> **Required work**
Please find the lines in the entries below that contain the word "Kenny", and copy each one.

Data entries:
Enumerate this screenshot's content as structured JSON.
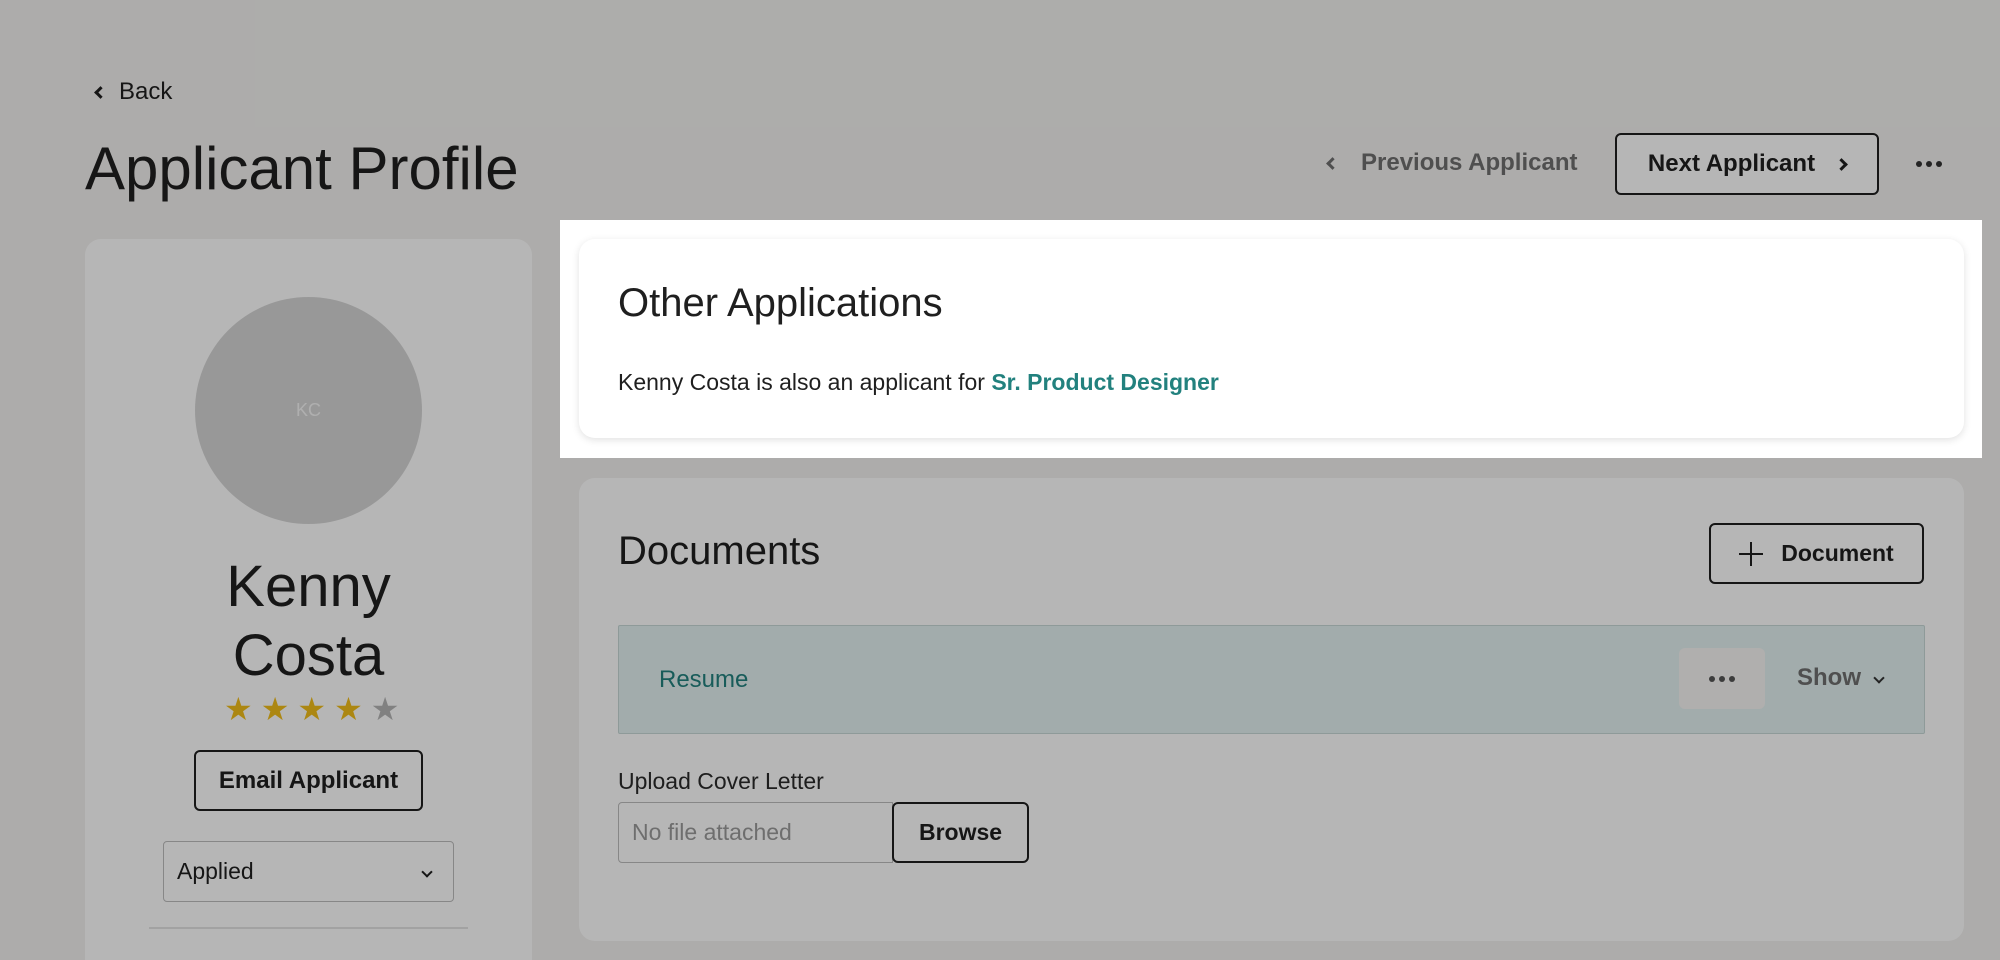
{
  "header": {
    "back_label": "Back",
    "title": "Applicant Profile",
    "previous_label": "Previous Applicant",
    "next_label": "Next Applicant"
  },
  "profile": {
    "initials": "KC",
    "name": "Kenny Costa",
    "rating": 4,
    "rating_max": 5,
    "star_color": "#f2be1a",
    "star_empty_color": "#b5b5b5",
    "email_button": "Email Applicant",
    "status": "Applied"
  },
  "other_applications": {
    "title": "Other Applications",
    "text": "Kenny Costa is also an applicant for",
    "link": "Sr. Product Designer"
  },
  "documents": {
    "title": "Documents",
    "add_button": "Document",
    "items": [
      {
        "label": "Resume",
        "toggle": "Show"
      }
    ],
    "upload_label": "Upload Cover Letter",
    "upload_placeholder": "No file attached",
    "browse_button": "Browse"
  },
  "colors": {
    "accent": "#22817e",
    "background": "#f3f2f0"
  }
}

> **Response to this exercise**
    "name": "Kenny Costa",
    "text": "Kenny Costa is also an applicant for",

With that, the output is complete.